TASK PROMPT
In the material below, find each line holding the string "time" and copy it.

DATASET EXTRACT

┄┄┄┄┄┄

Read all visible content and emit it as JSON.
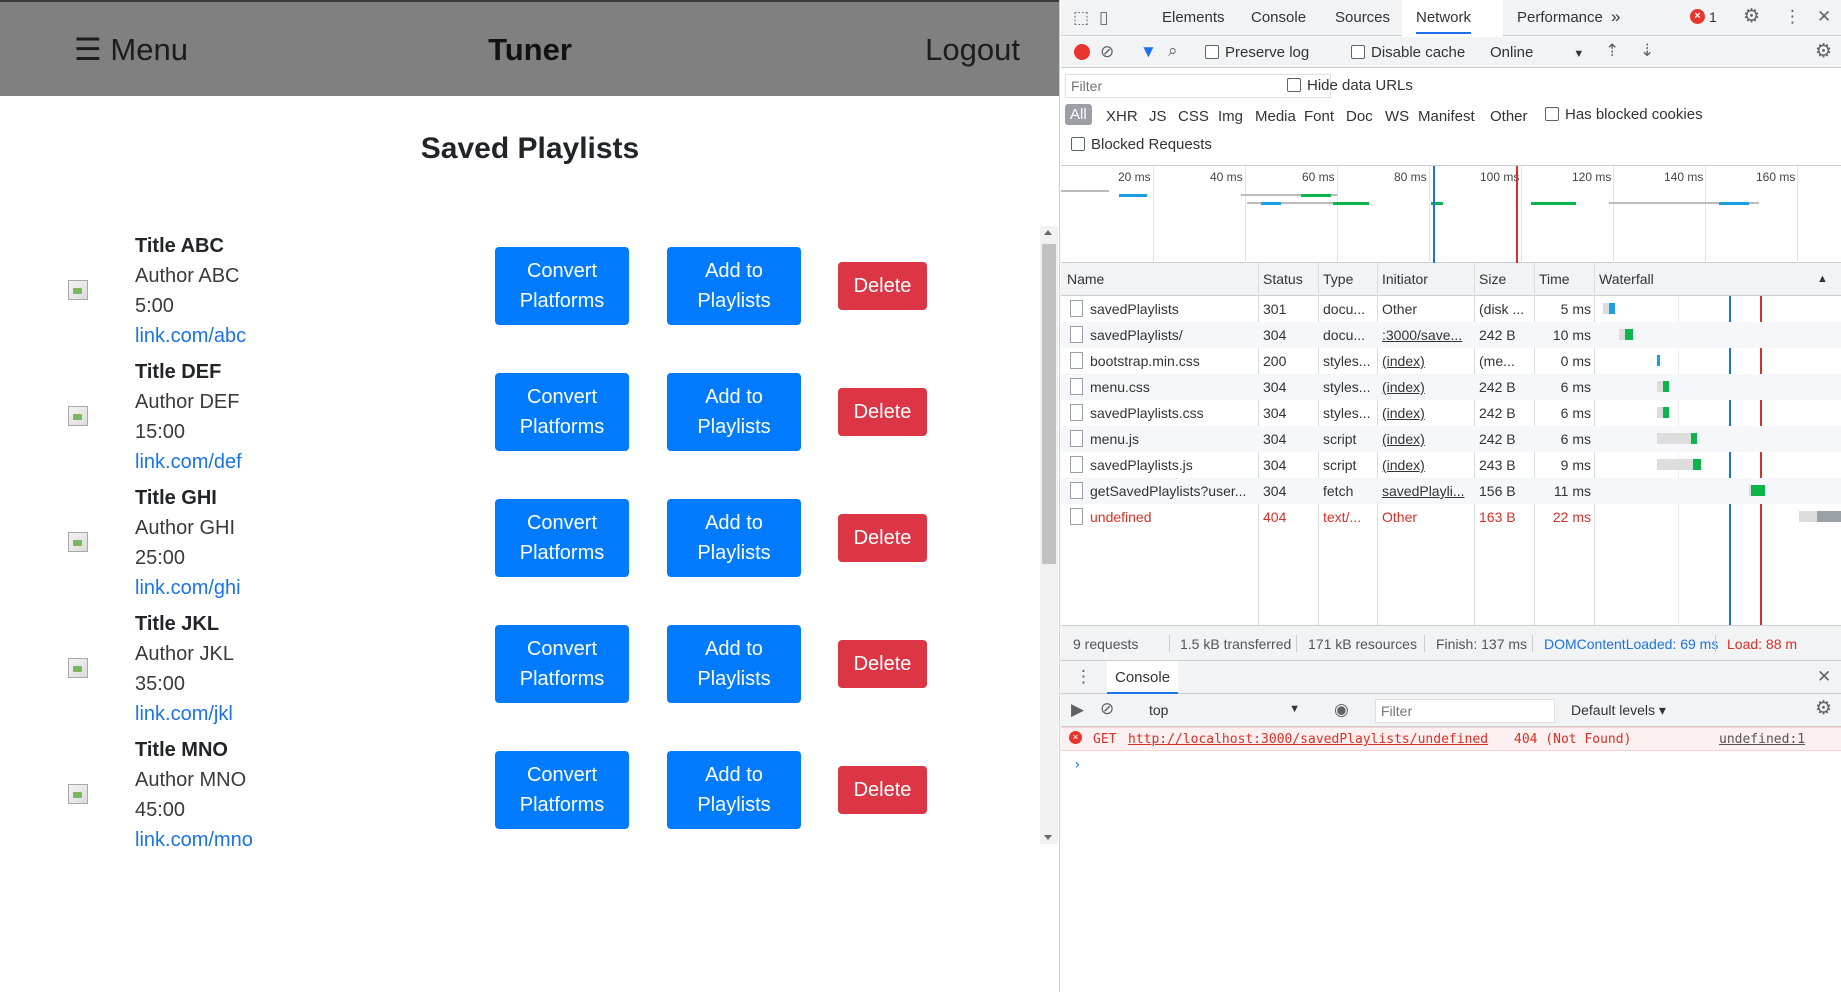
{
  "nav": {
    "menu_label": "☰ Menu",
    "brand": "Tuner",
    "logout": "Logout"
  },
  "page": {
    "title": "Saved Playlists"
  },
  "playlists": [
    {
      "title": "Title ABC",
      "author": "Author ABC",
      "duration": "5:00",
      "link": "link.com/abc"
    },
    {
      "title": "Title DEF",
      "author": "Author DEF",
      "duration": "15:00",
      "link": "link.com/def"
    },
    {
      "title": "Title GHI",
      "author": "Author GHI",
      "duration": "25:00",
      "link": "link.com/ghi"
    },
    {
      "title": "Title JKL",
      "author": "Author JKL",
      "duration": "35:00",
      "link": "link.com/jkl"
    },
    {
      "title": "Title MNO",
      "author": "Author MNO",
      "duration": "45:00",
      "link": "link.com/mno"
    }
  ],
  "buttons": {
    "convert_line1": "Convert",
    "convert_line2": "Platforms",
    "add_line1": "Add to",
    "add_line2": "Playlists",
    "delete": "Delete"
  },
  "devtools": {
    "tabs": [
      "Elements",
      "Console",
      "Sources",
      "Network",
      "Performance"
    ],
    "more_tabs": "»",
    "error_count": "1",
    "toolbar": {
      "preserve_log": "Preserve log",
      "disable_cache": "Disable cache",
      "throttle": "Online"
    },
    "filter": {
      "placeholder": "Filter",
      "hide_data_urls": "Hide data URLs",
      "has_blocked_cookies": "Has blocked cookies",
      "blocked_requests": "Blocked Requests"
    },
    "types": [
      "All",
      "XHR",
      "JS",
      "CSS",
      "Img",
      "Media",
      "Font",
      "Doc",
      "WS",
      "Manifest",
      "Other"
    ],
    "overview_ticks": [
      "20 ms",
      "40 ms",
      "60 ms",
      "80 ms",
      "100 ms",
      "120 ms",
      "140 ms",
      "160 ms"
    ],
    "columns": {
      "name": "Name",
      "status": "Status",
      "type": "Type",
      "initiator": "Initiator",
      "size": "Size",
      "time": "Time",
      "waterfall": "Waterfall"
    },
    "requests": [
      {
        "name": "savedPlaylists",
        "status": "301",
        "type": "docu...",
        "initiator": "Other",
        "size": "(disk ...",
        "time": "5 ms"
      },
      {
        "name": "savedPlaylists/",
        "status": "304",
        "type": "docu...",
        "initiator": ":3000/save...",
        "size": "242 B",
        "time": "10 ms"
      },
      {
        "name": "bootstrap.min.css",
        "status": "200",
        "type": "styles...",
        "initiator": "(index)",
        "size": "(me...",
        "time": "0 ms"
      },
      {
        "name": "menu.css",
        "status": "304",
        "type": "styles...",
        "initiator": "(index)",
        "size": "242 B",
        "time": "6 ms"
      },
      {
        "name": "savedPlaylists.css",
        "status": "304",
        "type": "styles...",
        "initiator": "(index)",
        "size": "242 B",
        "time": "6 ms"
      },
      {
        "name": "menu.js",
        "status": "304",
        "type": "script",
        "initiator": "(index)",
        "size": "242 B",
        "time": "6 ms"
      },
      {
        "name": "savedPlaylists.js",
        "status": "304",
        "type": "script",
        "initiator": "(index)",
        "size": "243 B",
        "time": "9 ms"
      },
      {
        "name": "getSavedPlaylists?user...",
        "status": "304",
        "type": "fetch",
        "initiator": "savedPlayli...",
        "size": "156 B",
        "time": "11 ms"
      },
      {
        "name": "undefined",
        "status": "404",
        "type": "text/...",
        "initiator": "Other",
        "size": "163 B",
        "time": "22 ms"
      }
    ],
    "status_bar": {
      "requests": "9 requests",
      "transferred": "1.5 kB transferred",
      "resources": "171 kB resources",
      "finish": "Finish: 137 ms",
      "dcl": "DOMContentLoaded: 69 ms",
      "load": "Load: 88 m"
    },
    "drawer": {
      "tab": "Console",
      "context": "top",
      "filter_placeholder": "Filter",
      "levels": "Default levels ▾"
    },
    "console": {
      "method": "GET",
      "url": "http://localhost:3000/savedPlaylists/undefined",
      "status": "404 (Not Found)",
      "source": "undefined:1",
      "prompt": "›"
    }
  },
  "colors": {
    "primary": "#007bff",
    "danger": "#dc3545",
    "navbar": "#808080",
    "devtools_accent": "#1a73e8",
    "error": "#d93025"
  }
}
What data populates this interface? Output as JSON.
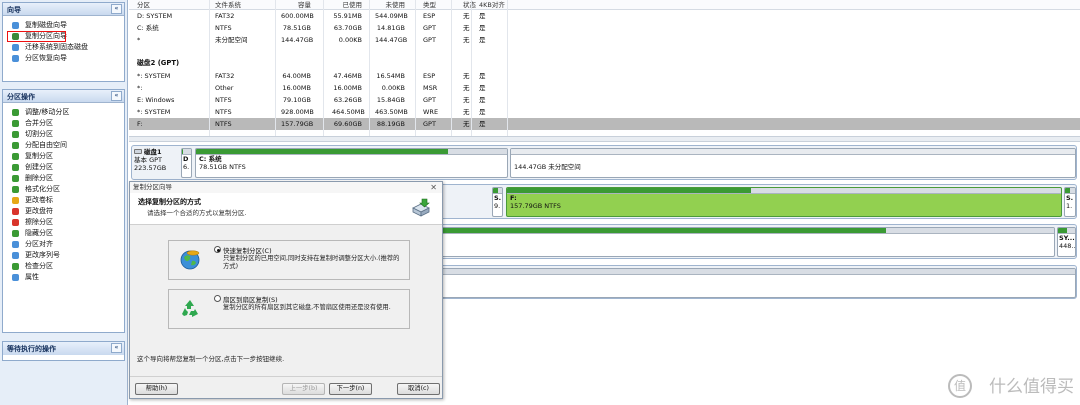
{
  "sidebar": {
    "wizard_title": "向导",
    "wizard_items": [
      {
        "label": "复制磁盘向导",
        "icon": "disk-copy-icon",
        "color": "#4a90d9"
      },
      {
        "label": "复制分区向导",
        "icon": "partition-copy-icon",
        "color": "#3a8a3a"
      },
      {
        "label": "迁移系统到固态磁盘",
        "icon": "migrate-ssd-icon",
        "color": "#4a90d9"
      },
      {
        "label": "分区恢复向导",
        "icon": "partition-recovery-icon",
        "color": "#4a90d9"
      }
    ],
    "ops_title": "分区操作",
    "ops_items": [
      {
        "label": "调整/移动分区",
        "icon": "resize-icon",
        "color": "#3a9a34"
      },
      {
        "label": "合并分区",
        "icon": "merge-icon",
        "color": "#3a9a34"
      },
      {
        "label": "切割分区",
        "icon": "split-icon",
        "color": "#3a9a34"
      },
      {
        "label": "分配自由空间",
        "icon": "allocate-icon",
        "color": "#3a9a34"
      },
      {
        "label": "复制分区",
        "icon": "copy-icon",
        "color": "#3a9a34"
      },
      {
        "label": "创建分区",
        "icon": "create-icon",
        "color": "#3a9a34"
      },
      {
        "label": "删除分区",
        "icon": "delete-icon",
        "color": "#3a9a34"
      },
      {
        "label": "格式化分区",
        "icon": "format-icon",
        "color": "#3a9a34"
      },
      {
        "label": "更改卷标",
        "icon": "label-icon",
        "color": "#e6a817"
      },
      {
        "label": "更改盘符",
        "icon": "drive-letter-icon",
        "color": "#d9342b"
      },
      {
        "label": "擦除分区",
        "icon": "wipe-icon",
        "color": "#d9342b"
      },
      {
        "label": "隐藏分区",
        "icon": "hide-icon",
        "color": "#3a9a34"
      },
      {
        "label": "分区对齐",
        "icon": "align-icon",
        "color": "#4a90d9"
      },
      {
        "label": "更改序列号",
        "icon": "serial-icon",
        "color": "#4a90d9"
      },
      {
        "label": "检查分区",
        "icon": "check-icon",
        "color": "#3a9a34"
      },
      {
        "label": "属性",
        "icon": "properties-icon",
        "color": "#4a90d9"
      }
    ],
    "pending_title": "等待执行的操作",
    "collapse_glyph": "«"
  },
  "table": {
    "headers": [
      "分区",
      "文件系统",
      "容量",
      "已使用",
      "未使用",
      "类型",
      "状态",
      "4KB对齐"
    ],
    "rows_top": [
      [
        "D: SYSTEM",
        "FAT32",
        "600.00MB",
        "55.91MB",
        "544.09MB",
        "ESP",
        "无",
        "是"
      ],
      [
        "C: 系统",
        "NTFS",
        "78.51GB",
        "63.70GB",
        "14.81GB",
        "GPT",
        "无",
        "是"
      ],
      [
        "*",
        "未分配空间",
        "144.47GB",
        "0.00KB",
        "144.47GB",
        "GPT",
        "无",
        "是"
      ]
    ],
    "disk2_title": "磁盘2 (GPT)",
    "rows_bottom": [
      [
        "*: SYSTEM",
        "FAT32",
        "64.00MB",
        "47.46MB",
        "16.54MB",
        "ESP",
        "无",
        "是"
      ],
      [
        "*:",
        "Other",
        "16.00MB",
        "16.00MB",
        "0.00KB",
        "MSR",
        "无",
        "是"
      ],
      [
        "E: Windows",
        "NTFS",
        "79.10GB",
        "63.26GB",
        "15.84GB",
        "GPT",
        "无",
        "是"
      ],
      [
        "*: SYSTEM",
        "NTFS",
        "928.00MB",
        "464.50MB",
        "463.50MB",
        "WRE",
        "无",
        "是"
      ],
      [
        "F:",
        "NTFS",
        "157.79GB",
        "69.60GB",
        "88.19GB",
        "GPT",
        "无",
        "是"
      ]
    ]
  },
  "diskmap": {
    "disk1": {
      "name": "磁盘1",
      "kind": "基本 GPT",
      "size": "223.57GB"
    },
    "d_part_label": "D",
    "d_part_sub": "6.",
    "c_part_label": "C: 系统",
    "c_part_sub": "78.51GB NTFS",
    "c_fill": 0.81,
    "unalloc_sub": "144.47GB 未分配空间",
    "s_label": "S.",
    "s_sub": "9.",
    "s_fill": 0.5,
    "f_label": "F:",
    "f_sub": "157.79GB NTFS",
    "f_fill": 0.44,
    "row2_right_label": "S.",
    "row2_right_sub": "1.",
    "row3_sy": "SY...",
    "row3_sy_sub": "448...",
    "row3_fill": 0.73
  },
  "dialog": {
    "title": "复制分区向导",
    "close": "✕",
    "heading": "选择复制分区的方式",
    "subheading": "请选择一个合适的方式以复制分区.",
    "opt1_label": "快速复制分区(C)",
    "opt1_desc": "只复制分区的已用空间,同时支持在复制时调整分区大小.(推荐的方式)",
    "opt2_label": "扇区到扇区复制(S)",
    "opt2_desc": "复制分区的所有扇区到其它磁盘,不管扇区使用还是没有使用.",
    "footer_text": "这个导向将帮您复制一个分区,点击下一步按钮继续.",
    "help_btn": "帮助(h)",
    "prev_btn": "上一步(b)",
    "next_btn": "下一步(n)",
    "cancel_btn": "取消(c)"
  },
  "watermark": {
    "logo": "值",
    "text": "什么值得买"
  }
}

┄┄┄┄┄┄

WRITTEN RESPONSE
      "time": "Time",
        "time": "5 ms"
        "time": "10 ms"
        "time": "0 ms"
        "time": "6 ms"
        "time": "6 ms"
        "time": "6 ms"
        "time": "9 ms"
        "time": "11 ms"
        "time": "22 ms"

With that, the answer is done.